Growth-stage VCs: These VCs provide funding to startups that have already proven their concept and have achieved some level of success. They typically invest larger sums of money than seed-stage VCs and take a lower degree of risk in exchange for a smaller equity stake.
Corporate VCs: These are VCs that are affiliated with large corporations. They invest in startups that are strategically aligned with the corporation’s business objectives, with the goal of developing partnerships or acquiring the startup in the future.
Social Impact VCs: These VCs focus on investing in startups that have a positive social or environmental impact. They prioritize startups that aim to solve societal problems or promote sustainable business practices.

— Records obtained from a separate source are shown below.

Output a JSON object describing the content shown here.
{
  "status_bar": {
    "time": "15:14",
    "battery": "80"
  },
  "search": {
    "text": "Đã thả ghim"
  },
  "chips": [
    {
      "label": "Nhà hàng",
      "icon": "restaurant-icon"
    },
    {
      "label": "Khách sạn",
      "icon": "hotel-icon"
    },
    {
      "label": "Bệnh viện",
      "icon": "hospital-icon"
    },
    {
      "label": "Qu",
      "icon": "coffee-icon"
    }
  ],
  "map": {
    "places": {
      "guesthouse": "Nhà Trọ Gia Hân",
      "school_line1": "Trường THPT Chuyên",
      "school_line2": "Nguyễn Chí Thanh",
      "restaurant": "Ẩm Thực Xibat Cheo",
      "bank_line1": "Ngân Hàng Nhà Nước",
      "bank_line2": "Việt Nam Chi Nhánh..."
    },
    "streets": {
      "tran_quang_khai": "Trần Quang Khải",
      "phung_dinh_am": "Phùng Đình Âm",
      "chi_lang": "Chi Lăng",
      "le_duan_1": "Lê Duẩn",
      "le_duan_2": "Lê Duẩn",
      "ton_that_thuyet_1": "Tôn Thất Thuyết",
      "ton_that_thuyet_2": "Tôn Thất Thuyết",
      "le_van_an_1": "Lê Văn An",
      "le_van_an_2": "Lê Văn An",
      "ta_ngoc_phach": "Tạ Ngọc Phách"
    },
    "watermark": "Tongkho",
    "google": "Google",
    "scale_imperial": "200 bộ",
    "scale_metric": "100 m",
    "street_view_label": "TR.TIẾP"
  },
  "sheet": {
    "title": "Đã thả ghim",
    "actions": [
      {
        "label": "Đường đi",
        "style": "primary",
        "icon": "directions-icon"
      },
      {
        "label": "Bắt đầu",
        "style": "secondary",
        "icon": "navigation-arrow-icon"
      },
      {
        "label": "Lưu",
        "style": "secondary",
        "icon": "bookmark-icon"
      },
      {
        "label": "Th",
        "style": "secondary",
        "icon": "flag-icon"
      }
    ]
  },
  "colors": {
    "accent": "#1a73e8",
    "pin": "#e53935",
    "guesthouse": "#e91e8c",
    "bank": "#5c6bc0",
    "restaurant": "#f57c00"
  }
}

Angel investors: Although not strictly venture capitalists, angel investors are individuals who provide early-stage funding to startups in exchange for equity. They often invest smaller amounts of money than VCs and may have a more hands-on role in helping the startup grow.